As part of the barrier review, CNA Registry and Board of Nursing found that nationally CNA course standards require a minimum of 75 hours of study, while in Maine the requirement was 180 hours of study. Additionally, outdated eligibility requirements relating to minimum training hours and years of experience resulted in the exclusion of recently certified out-of-state CNAs who met training standards, but had not yet completed 3 years of work, as well as experienced CNAs whose original training programs were fewer than 100 hours.
These Maine specific standards often resulted in out-of-state applicants having to retake a CNA course in Maine. Consequently, the Registry only approved 100 to 125 out-of-state CNA reciprocity applications annually, limiting the ability of health care facilities and agencies to bring in out-of-state temporary staff to help address workforce shortfalls.
DHHS's Division of Licensing and Certification also launched a new online Registry in May 2019. This change allows CNAs to apply and renew their licenses at their own convenience. With an increasing number of individuals opting to use the online portal, application processing times have dropped from 4-5 days to an average of 2 days.
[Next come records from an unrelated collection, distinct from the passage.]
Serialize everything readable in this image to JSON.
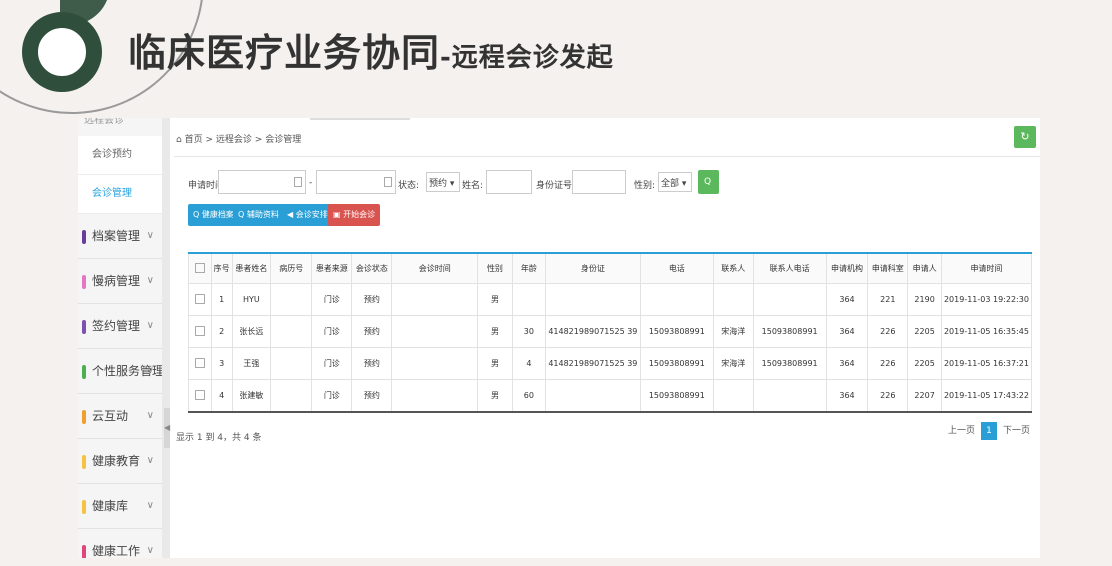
{
  "slide": {
    "title": "临床医疗业务协同",
    "subtitle": "-远程会诊发起"
  },
  "colors": {
    "accent": "#2a9fd6",
    "green": "#5cb85c",
    "logo": "#2f4f3c"
  },
  "sidebar": {
    "top_label": "远程会诊",
    "subitems": [
      "会诊预约",
      "会诊管理"
    ],
    "items": [
      {
        "label": "档案管理",
        "color": "#6a3d9a"
      },
      {
        "label": "慢病管理",
        "color": "#e377c2"
      },
      {
        "label": "签约管理",
        "color": "#7b52ae"
      },
      {
        "label": "个性服务管理",
        "color": "#4caf50"
      },
      {
        "label": "云互动",
        "color": "#f0a030"
      },
      {
        "label": "健康教育",
        "color": "#f5c242"
      },
      {
        "label": "健康库",
        "color": "#f5c242"
      },
      {
        "label": "健康工作",
        "color": "#e0457b"
      }
    ]
  },
  "breadcrumb": {
    "home": "首页",
    "sep": ">",
    "level1": "远程会诊",
    "level2": "会诊管理"
  },
  "filter": {
    "apply_time_label": "申请时间:",
    "dash": "-",
    "status_label": "状态:",
    "status_value": "预约",
    "name_label": "姓名:",
    "id_label": "身份证号:",
    "gender_label": "性别:",
    "gender_value": "全部",
    "search_label": "Q 查询"
  },
  "actions": [
    {
      "label": "Q 健康档案",
      "color": "#2a9fd6"
    },
    {
      "label": "Q 辅助资料",
      "color": "#2a9fd6"
    },
    {
      "label": "◀ 会诊安排",
      "color": "#2a9fd6"
    },
    {
      "label": "▣ 开始会诊",
      "color": "#d9534f"
    }
  ],
  "table": {
    "headers": [
      "序号",
      "患者姓名",
      "病历号",
      "患者来源",
      "会诊状态",
      "会诊时间",
      "性别",
      "年龄",
      "身份证",
      "电话",
      "联系人",
      "联系人电话",
      "申请机构",
      "申请科室",
      "申请人",
      "申请时间"
    ],
    "rows": [
      [
        "1",
        "HYU",
        "",
        "门诊",
        "预约",
        "",
        "男",
        "",
        "",
        "",
        "",
        "",
        "364",
        "221",
        "2190",
        "2019-11-03 19:22:30"
      ],
      [
        "2",
        "张长远",
        "",
        "门诊",
        "预约",
        "",
        "男",
        "30",
        "414821989071525 39",
        "15093808991",
        "宋海洋",
        "15093808991",
        "364",
        "226",
        "2205",
        "2019-11-05 16:35:45"
      ],
      [
        "3",
        "王强",
        "",
        "门诊",
        "预约",
        "",
        "男",
        "4",
        "414821989071525 39",
        "15093808991",
        "宋海洋",
        "15093808991",
        "364",
        "226",
        "2205",
        "2019-11-05 16:37:21"
      ],
      [
        "4",
        "张建敏",
        "",
        "门诊",
        "预约",
        "",
        "男",
        "60",
        "",
        "15093808991",
        "",
        "",
        "364",
        "226",
        "2207",
        "2019-11-05 17:43:22"
      ]
    ]
  },
  "pagination": {
    "info": "显示 1 到 4，共 4 条",
    "prev": "上一页",
    "current": "1",
    "next": "下一页"
  }
}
In June, new regulations also went into effect to offer greater clarity on the waiver, appeal, and disqualification processes, and to update the Registry content. Additionally, these rules expand the scope of the Registry to include Direct Care Workers. The net effect of these changes is a more concise and effective tool for employers to make hiring decisions.